Llyfr Gwyn Rhydderch (the White Book of Rhydderch) is one of the most notable and celebrated manuscripts in the National Library of Wales. It is the earliest compendium of Welsh prose texts, though it also contains some examples of early Welsh poetry. Today what was one manuscript is divided into two volumes. In Peniarth MS 4 (seen here) we find the earliest copy of those Middle Welsh tales now collectively known as the Mabinogion: 'The Four Branches of the Mabinogi', 'Culhwch and Olwen', 'The Dream of Macsen Wledig', 'Lludd and Llefelys', 'Peredur', 'Owain' (also known as 'The Lady of the Fountain'), and 'Geraint and Enid'. There is no evidence to suggest that it ever contained 'The Dream of Rhonabwy', which is included in Llyfr Coch Hergest (the Red Book of Hergest, copied between 1382 and c. 1400, now MS Jesus College 111, in the Bodleian Library, Oxford). Peniarth MS 5 contains religious prose and adaptations into Welsh of tales from other languages.

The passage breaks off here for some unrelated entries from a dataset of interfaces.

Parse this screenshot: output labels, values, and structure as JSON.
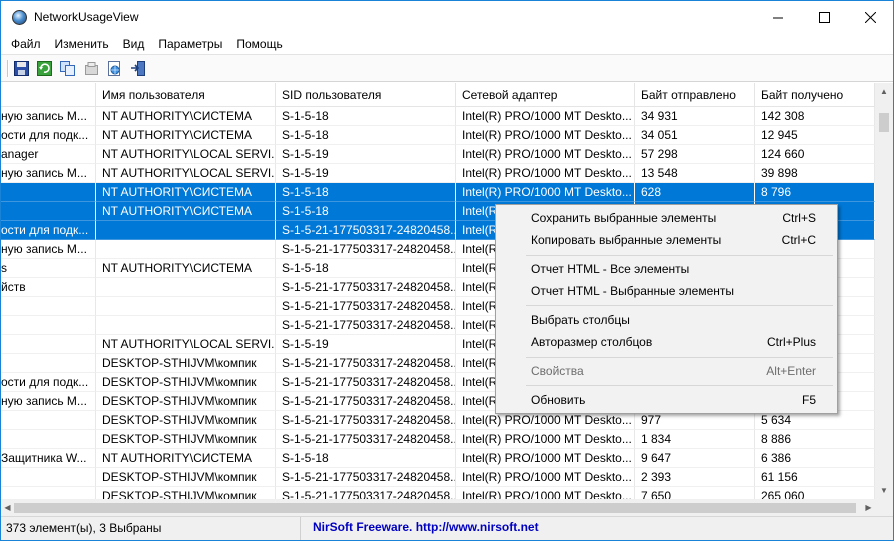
{
  "window": {
    "title": "NetworkUsageView",
    "minimize_glyph": "—",
    "maximize_glyph": "☐",
    "close_glyph": "✕"
  },
  "menu": [
    "Файл",
    "Изменить",
    "Вид",
    "Параметры",
    "Помощь"
  ],
  "toolbar": {
    "icons": [
      "save-icon",
      "refresh-icon",
      "copy-icon",
      "properties-icon",
      "html-report-icon",
      "exit-icon"
    ]
  },
  "table": {
    "columns": [
      "",
      "Имя пользователя",
      "SID пользователя",
      "Сетевой адаптер",
      "Байт отправлено",
      "Байт получено"
    ],
    "rows": [
      {
        "selected": false,
        "cells": [
          "ную запись М...",
          "NT AUTHORITY\\СИСТЕМА",
          "S-1-5-18",
          "Intel(R) PRO/1000 MT Deskto...",
          "34 931",
          "142 308"
        ]
      },
      {
        "selected": false,
        "cells": [
          "ости для подк...",
          "NT AUTHORITY\\СИСТЕМА",
          "S-1-5-18",
          "Intel(R) PRO/1000 MT Deskto...",
          "34 051",
          "12 945"
        ]
      },
      {
        "selected": false,
        "cells": [
          "anager",
          "NT AUTHORITY\\LOCAL SERVI...",
          "S-1-5-19",
          "Intel(R) PRO/1000 MT Deskto...",
          "57 298",
          "124 660"
        ]
      },
      {
        "selected": false,
        "cells": [
          "ную запись М...",
          "NT AUTHORITY\\LOCAL SERVI...",
          "S-1-5-19",
          "Intel(R) PRO/1000 MT Deskto...",
          "13 548",
          "39 898"
        ]
      },
      {
        "selected": true,
        "cells": [
          "",
          "NT AUTHORITY\\СИСТЕМА",
          "S-1-5-18",
          "Intel(R) PRO/1000 MT Deskto...",
          "628",
          "8 796"
        ]
      },
      {
        "selected": true,
        "cells": [
          "",
          "NT AUTHORITY\\СИСТЕМА",
          "S-1-5-18",
          "Intel(R",
          "",
          ""
        ]
      },
      {
        "selected": true,
        "cells": [
          "ости для подк...",
          "",
          "S-1-5-21-177503317-24820458...",
          "Intel(R",
          "",
          ""
        ]
      },
      {
        "selected": false,
        "cells": [
          "ную запись М...",
          "",
          "S-1-5-21-177503317-24820458...",
          "Intel(R",
          "",
          ""
        ]
      },
      {
        "selected": false,
        "cells": [
          "s",
          "NT AUTHORITY\\СИСТЕМА",
          "S-1-5-18",
          "Intel(R",
          "",
          ""
        ]
      },
      {
        "selected": false,
        "cells": [
          "йств",
          "",
          "S-1-5-21-177503317-24820458...",
          "Intel(R",
          "",
          ""
        ]
      },
      {
        "selected": false,
        "cells": [
          "",
          "",
          "S-1-5-21-177503317-24820458...",
          "Intel(R",
          "",
          ""
        ]
      },
      {
        "selected": false,
        "cells": [
          "",
          "",
          "S-1-5-21-177503317-24820458...",
          "Intel(R",
          "",
          ""
        ]
      },
      {
        "selected": false,
        "cells": [
          "",
          "NT AUTHORITY\\LOCAL SERVI...",
          "S-1-5-19",
          "Intel(R",
          "",
          ""
        ]
      },
      {
        "selected": false,
        "cells": [
          "",
          "DESKTOP-STHIJVM\\компик",
          "S-1-5-21-177503317-24820458...",
          "Intel(R",
          "",
          ""
        ]
      },
      {
        "selected": false,
        "cells": [
          "ости для подк...",
          "DESKTOP-STHIJVM\\компик",
          "S-1-5-21-177503317-24820458...",
          "Intel(R",
          "",
          ""
        ]
      },
      {
        "selected": false,
        "cells": [
          "ную запись М...",
          "DESKTOP-STHIJVM\\компик",
          "S-1-5-21-177503317-24820458...",
          "Intel(R",
          "",
          ""
        ]
      },
      {
        "selected": false,
        "cells": [
          "",
          "DESKTOP-STHIJVM\\компик",
          "S-1-5-21-177503317-24820458...",
          "Intel(R) PRO/1000 MT Deskto...",
          "977",
          "5 634"
        ]
      },
      {
        "selected": false,
        "cells": [
          "",
          "DESKTOP-STHIJVM\\компик",
          "S-1-5-21-177503317-24820458...",
          "Intel(R) PRO/1000 MT Deskto...",
          "1 834",
          "8 886"
        ]
      },
      {
        "selected": false,
        "cells": [
          "Защитника W...",
          "NT AUTHORITY\\СИСТЕМА",
          "S-1-5-18",
          "Intel(R) PRO/1000 MT Deskto...",
          "9 647",
          "6 386"
        ]
      },
      {
        "selected": false,
        "cells": [
          "",
          "DESKTOP-STHIJVM\\компик",
          "S-1-5-21-177503317-24820458...",
          "Intel(R) PRO/1000 MT Deskto...",
          "2 393",
          "61 156"
        ]
      },
      {
        "selected": false,
        "cells": [
          "",
          "DESKTOP-STHIJVM\\компик",
          "S-1-5-21-177503317-24820458...",
          "Intel(R) PRO/1000 MT Deskto...",
          "7 650",
          "265 060"
        ]
      }
    ]
  },
  "context_menu": {
    "items": [
      {
        "label": "Сохранить выбранные элементы",
        "shortcut": "Ctrl+S",
        "disabled": false
      },
      {
        "label": "Копировать выбранные элементы",
        "shortcut": "Ctrl+C",
        "disabled": false
      },
      {
        "label": "Отчет HTML - Все элементы",
        "shortcut": "",
        "disabled": false
      },
      {
        "label": "Отчет HTML - Выбранные элементы",
        "shortcut": "",
        "disabled": false
      },
      {
        "label": "Выбрать столбцы",
        "shortcut": "",
        "disabled": false
      },
      {
        "label": "Авторазмер столбцов",
        "shortcut": "Ctrl+Plus",
        "disabled": false
      },
      {
        "label": "Свойства",
        "shortcut": "Alt+Enter",
        "disabled": true
      },
      {
        "label": "Обновить",
        "shortcut": "F5",
        "disabled": false
      }
    ]
  },
  "status": {
    "count_text": "373 элемент(ы), 3 Выбраны",
    "link_text": "NirSoft Freeware.  http://www.nirsoft.net"
  },
  "colors": {
    "selection": "#0078d7",
    "link": "#0000c0",
    "window_border": "#1883d7"
  }
}
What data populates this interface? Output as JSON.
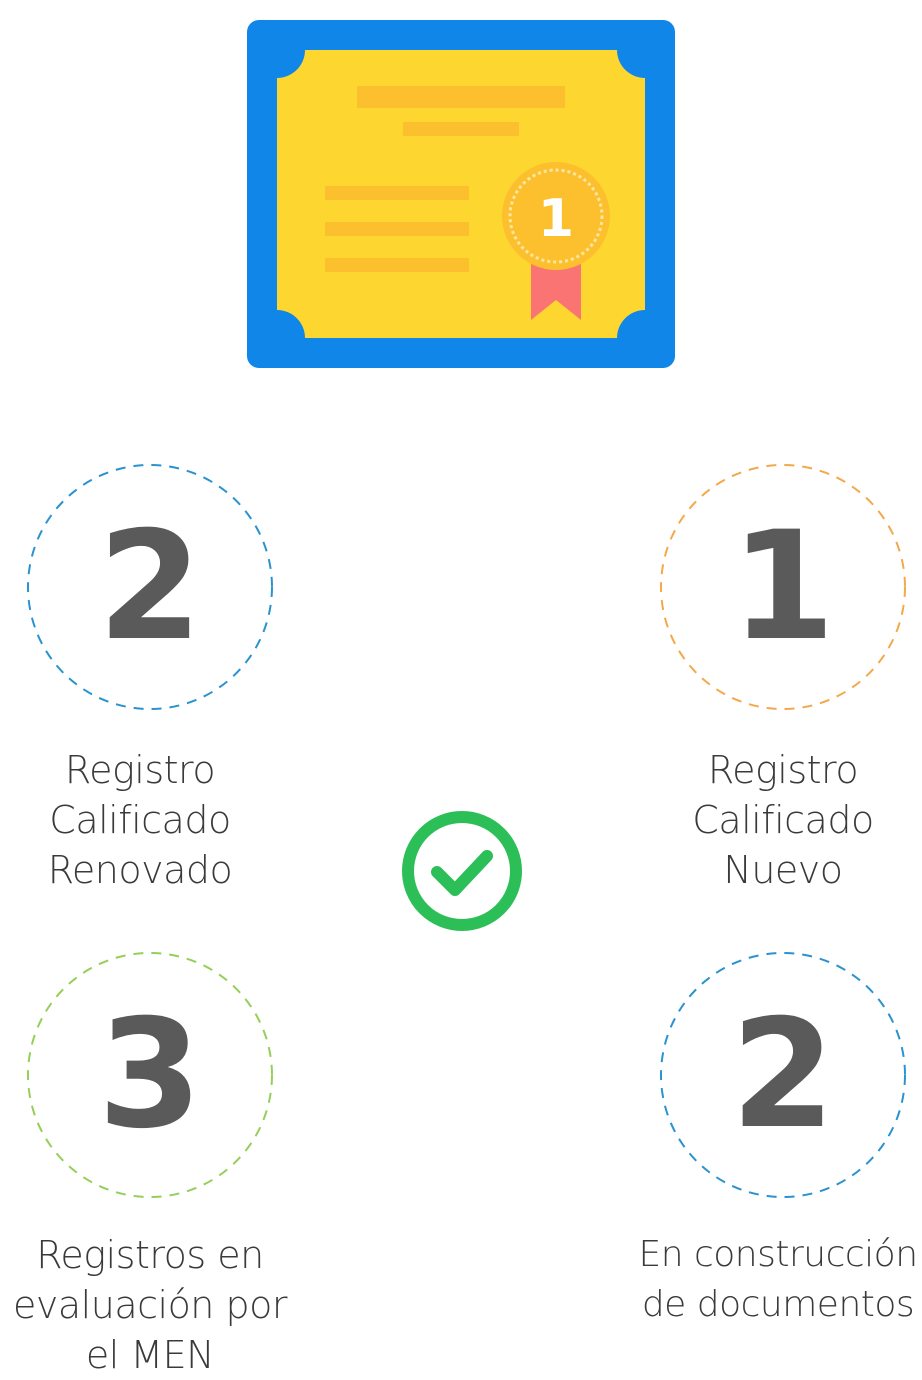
{
  "certificate": {
    "icon": "certificate-icon",
    "medal_number": "1",
    "colors": {
      "frame": "#0f86e8",
      "paper": "#fdd630",
      "lines": "#fcc02e",
      "medal": "#fcc02e",
      "ribbon": "#fb7474"
    }
  },
  "stats": [
    {
      "number": "2",
      "label_lines": [
        "Registro",
        "Calificado",
        "Renovado"
      ],
      "circle_color": "#2a93cf"
    },
    {
      "number": "1",
      "label_lines": [
        "Registro",
        "Calificado",
        "Nuevo"
      ],
      "circle_color": "#f3a94b"
    },
    {
      "number": "3",
      "label_lines": [
        "Registros en",
        "evaluación por",
        "el MEN"
      ],
      "circle_color": "#95cf5a"
    },
    {
      "number": "2",
      "label_lines": [
        "En construcción",
        "de documentos"
      ],
      "circle_color": "#2a93cf"
    }
  ],
  "center_icon": {
    "name": "check-circle-icon",
    "color": "#2dbf57"
  }
}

The White Book was copied in the mid-fourteenth century, most probably for Rhydderch ab Ieuan Llwyd (c. 1325-1400) from Parcrhydderch in the parish of Llangeitho in Ceredigion. Rhydderch, who came from a family with a long tradition of literary patronage, held posts under the English Crown but was also an authority on native Welsh Law. The hands of five scribes have been identified in the manuscripts, very likely working in Strata Florida abbey, not far from Rhydderch's home. It is possible that he also owned the Hendregadredd Manuscript.
The manuscript's name can be assumed to refer to the colour of an early binding, and to its first owner. In its original form the volume would have been larger and thus more imposing, but when it was rebound in the early modern period the leaves were cropped, affecting their appearance.
After Rhydderch's death the manuscript seems to have remained in the family's possession until about the middle of the fifteenth century. By then the White Book was in Rhiwedog, near Bala. Antiquaries and scholars in north-east Wales realised its significance, as witness the transcripts they made from it: Richard Langford of Trefalun in 1573, Roger Morris (fl. 1580-1607) from Coedytalwrn, Sir Thomas Wiliems, in about 1594, and Jasper Gryffyth (d. 1614). By about 1634 the manuscript was in the hands of the famous Flintshire antiquary and copyist, John Jones of Gellilyfdy. Some time after 1634 the pioneering lexicographer Dr John Davies of Mallwyd made a list of its contents, which reveals that some of its leaves had already been lost. When John Jones died, about 1658, the manuscript, which had already been divided into two volumes, was acquired by Robert Vaughan and incorporated in his famous library at Hengwrt in Merionethshire. In 1859 the Hengwrt collection, including the White Book of Rhydderch, was transferred to Peniarth by its new owner, W. W. E. Wynne. In 1904 it was bought by Sir John Williams who presented it to the National Library as one of its founding collections. In 1940 the White Book was rebound in goatskin by Carl Hanson, the head of the Library's bindery.